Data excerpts
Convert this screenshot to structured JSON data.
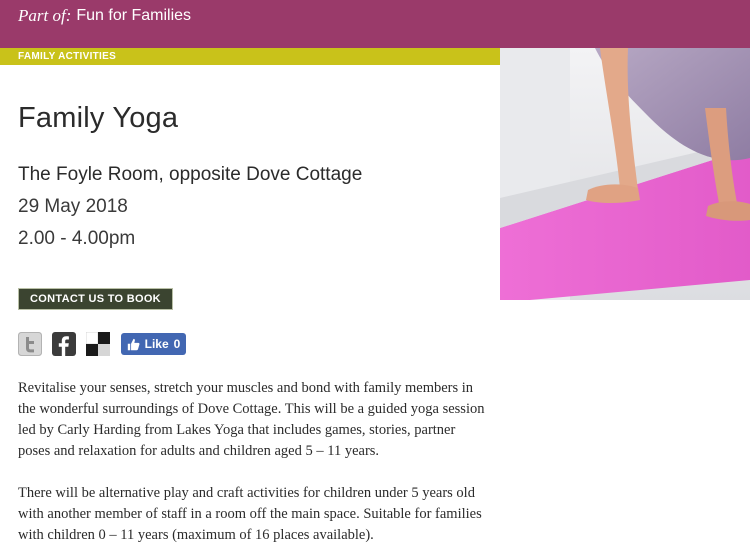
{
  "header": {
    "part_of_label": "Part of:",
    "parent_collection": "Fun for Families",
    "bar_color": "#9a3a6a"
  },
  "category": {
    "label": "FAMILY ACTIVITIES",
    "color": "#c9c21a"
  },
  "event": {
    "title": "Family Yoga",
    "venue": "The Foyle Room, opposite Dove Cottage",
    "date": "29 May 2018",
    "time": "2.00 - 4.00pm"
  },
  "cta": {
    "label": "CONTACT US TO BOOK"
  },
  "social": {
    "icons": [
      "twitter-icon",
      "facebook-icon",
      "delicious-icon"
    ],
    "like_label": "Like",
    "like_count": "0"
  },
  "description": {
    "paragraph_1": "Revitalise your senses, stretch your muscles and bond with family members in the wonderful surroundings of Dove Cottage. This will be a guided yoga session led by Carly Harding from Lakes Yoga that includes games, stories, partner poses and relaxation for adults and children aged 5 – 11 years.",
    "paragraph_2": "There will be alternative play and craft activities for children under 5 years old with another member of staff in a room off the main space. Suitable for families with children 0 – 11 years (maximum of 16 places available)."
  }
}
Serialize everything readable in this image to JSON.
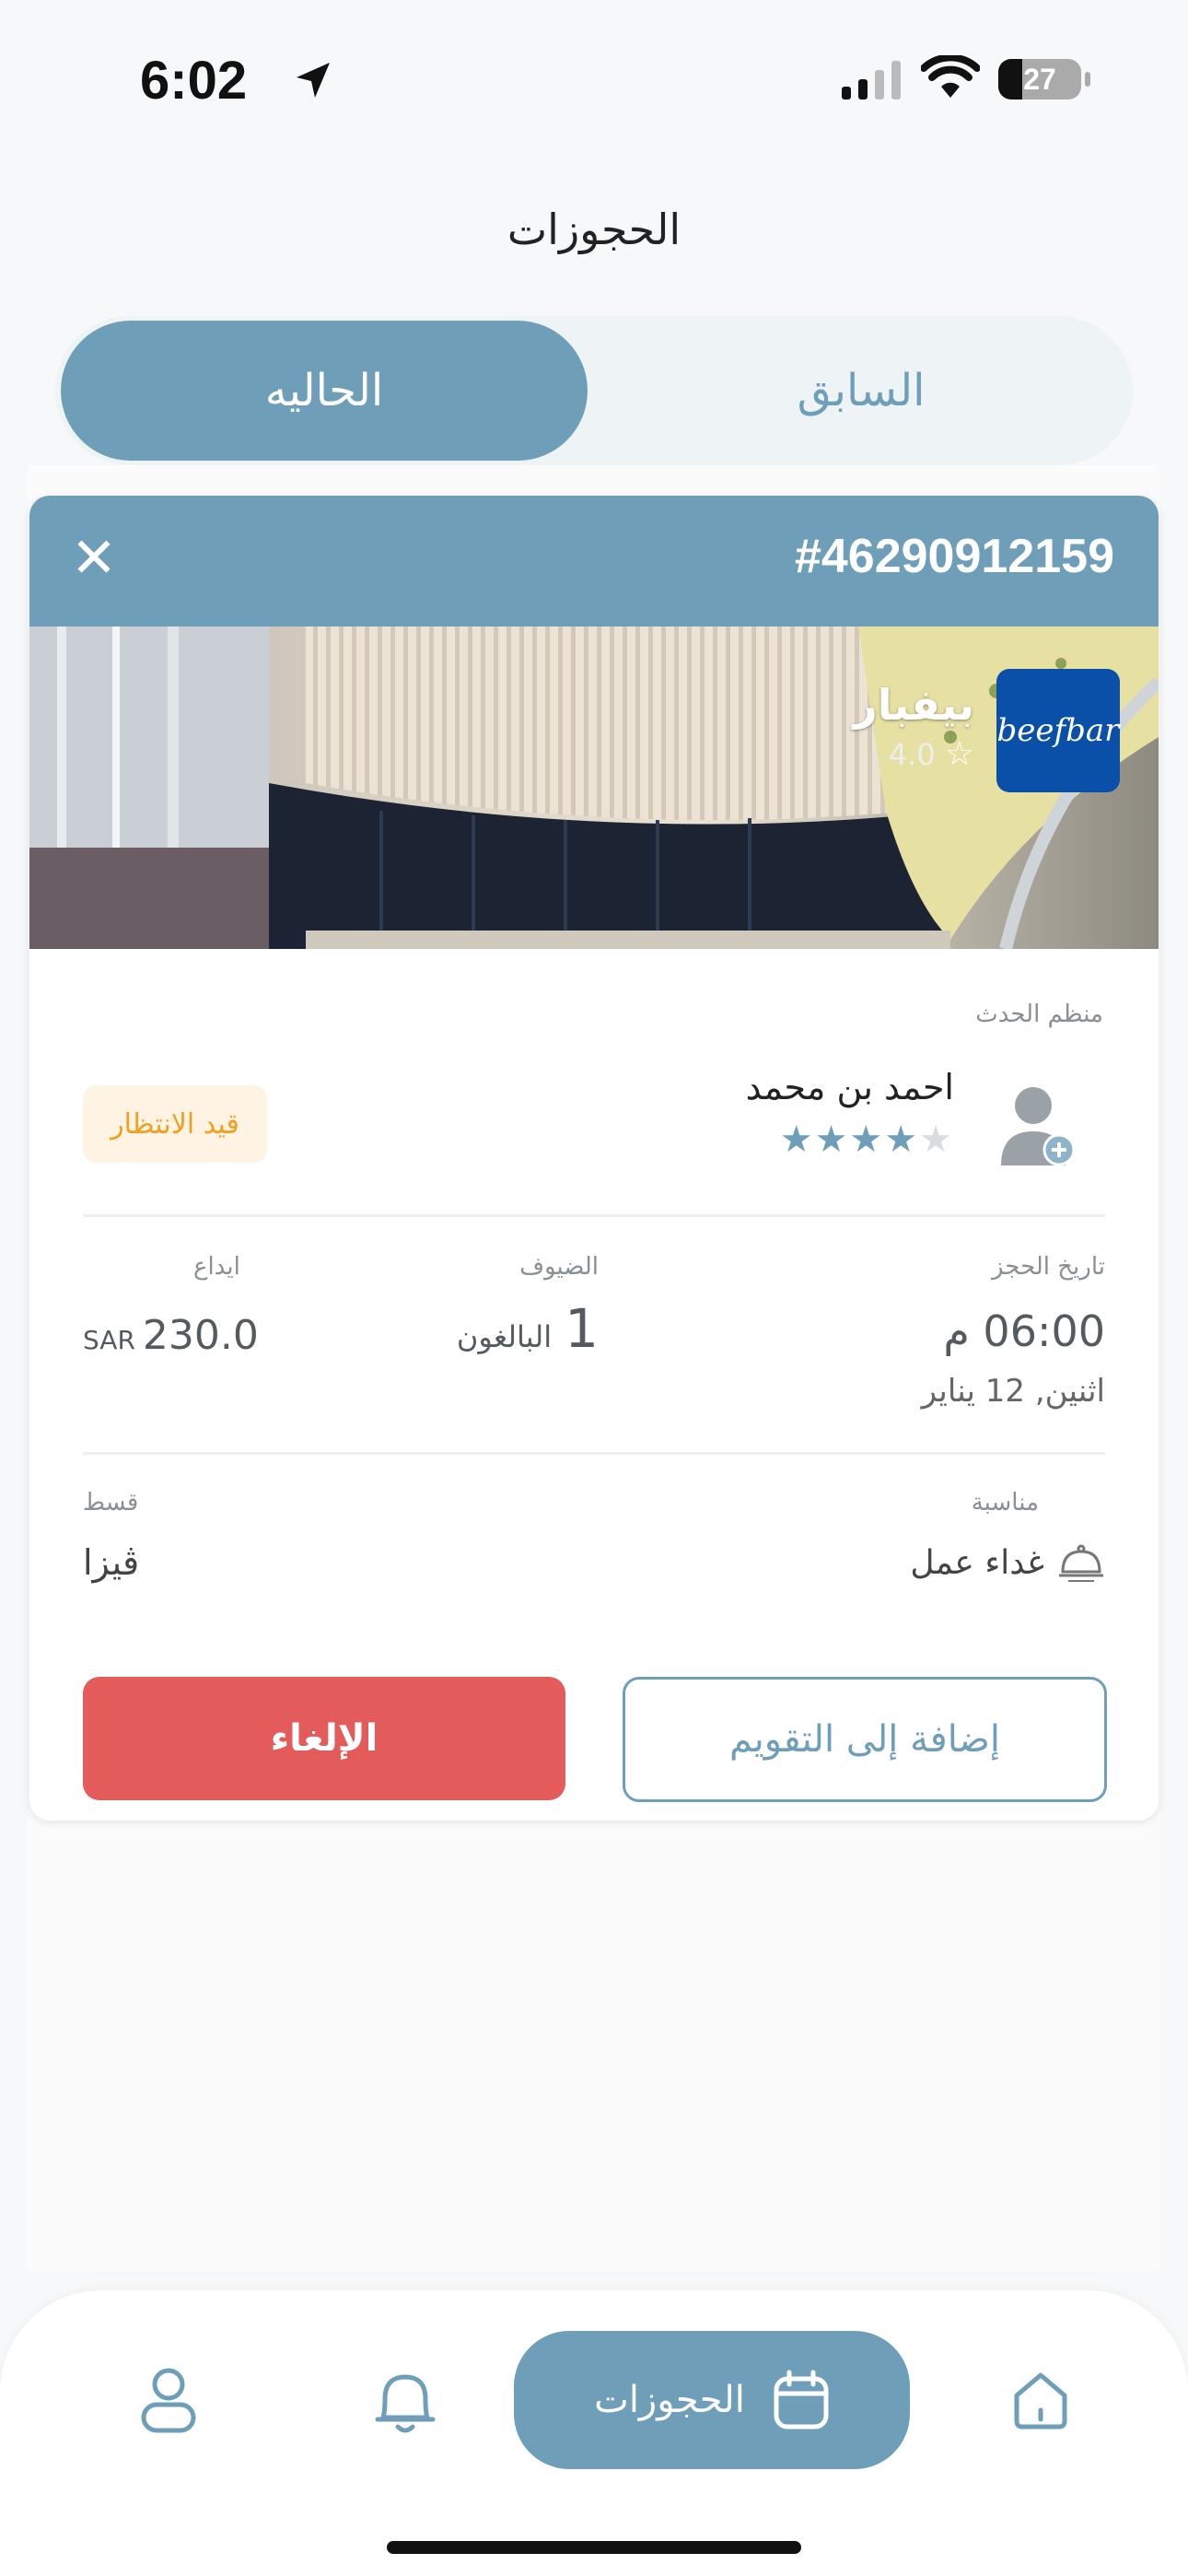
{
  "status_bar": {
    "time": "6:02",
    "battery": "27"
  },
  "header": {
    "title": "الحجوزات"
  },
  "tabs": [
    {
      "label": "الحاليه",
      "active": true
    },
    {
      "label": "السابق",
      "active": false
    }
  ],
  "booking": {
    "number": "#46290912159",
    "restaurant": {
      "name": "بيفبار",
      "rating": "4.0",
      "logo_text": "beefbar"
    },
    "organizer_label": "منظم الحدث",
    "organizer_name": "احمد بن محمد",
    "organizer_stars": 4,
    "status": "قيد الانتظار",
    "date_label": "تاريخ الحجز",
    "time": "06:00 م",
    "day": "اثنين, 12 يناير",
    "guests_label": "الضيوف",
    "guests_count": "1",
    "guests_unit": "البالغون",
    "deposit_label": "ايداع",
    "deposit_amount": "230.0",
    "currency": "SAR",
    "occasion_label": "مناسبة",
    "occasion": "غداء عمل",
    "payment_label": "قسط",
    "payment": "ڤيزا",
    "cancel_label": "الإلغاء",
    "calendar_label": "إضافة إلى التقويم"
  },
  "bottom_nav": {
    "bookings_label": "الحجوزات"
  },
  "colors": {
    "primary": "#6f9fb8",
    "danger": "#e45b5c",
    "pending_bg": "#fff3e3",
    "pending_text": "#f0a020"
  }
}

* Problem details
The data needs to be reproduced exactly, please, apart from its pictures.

* Expected answer
Convert this screenshot to structured JSON data.
{
  "header": {
    "part_of_label": "Part of:",
    "parent_collection": "Fun for Families",
    "bar_color": "#9a3a6a"
  },
  "category": {
    "label": "FAMILY ACTIVITIES",
    "color": "#c9c21a"
  },
  "event": {
    "title": "Family Yoga",
    "venue": "The Foyle Room, opposite Dove Cottage",
    "date": "29 May 2018",
    "time": "2.00 - 4.00pm"
  },
  "cta": {
    "label": "CONTACT US TO BOOK"
  },
  "social": {
    "icons": [
      "twitter-icon",
      "facebook-icon",
      "delicious-icon"
    ],
    "like_label": "Like",
    "like_count": "0"
  },
  "description": {
    "paragraph_1": "Revitalise your senses, stretch your muscles and bond with family members in the wonderful surroundings of Dove Cottage. This will be a guided yoga session led by Carly Harding from Lakes Yoga that includes games, stories, partner poses and relaxation for adults and children aged 5 – 11 years.",
    "paragraph_2": "There will be alternative play and craft activities for children under 5 years old with another member of staff in a room off the main space. Suitable for families with children 0 – 11 years (maximum of 16 places available)."
  }
}
Serialize everything readable in this image to JSON.
{
  "status_bar": {
    "time": "6:02",
    "battery": "27"
  },
  "header": {
    "title": "الحجوزات"
  },
  "tabs": [
    {
      "label": "الحاليه",
      "active": true
    },
    {
      "label": "السابق",
      "active": false
    }
  ],
  "booking": {
    "number": "#46290912159",
    "restaurant": {
      "name": "بيفبار",
      "rating": "4.0",
      "logo_text": "beefbar"
    },
    "organizer_label": "منظم الحدث",
    "organizer_name": "احمد بن محمد",
    "organizer_stars": 4,
    "status": "قيد الانتظار",
    "date_label": "تاريخ الحجز",
    "time": "06:00 م",
    "day": "اثنين, 12 يناير",
    "guests_label": "الضيوف",
    "guests_count": "1",
    "guests_unit": "البالغون",
    "deposit_label": "ايداع",
    "deposit_amount": "230.0",
    "currency": "SAR",
    "occasion_label": "مناسبة",
    "occasion": "غداء عمل",
    "payment_label": "قسط",
    "payment": "ڤيزا",
    "cancel_label": "الإلغاء",
    "calendar_label": "إضافة إلى التقويم"
  },
  "bottom_nav": {
    "bookings_label": "الحجوزات"
  },
  "colors": {
    "primary": "#6f9fb8",
    "danger": "#e45b5c",
    "pending_bg": "#fff3e3",
    "pending_text": "#f0a020"
  }
}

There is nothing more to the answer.